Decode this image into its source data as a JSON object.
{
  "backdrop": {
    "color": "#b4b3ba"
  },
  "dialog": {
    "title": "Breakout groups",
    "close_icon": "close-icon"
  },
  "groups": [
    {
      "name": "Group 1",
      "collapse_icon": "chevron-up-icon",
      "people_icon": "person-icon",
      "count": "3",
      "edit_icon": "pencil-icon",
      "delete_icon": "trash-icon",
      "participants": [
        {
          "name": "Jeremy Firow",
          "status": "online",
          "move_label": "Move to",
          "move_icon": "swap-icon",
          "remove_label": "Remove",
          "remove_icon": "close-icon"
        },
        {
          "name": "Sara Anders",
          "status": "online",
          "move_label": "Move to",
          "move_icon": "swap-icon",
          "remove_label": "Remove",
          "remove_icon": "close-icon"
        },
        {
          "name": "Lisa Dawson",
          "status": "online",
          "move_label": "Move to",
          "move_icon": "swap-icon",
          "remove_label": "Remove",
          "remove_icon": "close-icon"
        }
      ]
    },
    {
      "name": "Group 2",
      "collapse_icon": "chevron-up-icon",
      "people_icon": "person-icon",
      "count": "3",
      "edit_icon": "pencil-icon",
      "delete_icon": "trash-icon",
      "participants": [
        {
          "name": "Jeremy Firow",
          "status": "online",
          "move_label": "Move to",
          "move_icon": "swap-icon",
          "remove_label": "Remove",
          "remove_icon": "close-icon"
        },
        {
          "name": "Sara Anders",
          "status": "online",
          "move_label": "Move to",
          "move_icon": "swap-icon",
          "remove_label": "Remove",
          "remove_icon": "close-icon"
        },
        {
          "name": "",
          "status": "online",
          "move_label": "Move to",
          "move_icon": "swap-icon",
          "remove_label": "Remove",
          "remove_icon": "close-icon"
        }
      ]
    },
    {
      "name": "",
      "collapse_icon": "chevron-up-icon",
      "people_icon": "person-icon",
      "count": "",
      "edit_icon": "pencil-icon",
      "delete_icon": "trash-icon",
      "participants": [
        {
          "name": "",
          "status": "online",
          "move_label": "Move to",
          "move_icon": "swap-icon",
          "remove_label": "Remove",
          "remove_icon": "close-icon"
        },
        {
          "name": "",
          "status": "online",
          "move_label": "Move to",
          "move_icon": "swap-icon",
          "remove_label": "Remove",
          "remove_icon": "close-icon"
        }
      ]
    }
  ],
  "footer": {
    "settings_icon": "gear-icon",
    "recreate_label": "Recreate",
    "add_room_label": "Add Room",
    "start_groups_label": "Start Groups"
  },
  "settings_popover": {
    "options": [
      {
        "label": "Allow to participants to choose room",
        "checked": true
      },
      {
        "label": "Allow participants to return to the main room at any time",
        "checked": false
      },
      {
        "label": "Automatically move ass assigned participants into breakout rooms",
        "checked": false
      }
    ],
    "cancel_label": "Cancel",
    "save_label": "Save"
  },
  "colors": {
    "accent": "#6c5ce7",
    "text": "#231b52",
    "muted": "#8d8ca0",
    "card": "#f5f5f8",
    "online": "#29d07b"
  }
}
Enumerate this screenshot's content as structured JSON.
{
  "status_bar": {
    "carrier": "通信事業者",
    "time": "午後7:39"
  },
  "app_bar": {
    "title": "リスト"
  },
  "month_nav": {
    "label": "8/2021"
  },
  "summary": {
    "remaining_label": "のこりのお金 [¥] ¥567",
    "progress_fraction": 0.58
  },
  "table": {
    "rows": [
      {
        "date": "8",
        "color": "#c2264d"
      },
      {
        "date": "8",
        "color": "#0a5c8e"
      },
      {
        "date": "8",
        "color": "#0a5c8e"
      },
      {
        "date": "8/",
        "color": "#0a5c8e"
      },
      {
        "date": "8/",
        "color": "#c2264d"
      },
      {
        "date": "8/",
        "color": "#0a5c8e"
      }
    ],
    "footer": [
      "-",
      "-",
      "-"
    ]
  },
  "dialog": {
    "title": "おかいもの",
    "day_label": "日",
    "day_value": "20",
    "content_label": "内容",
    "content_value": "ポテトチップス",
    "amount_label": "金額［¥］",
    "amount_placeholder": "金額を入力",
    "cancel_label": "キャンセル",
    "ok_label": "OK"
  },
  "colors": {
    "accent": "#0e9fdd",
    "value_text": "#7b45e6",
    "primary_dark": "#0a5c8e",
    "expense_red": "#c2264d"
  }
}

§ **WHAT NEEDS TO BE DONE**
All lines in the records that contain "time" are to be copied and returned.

§ **EXPECTED ANSWER**
        "label": "Allow participants to return to the main room at any time",
    "time": "午後7:39"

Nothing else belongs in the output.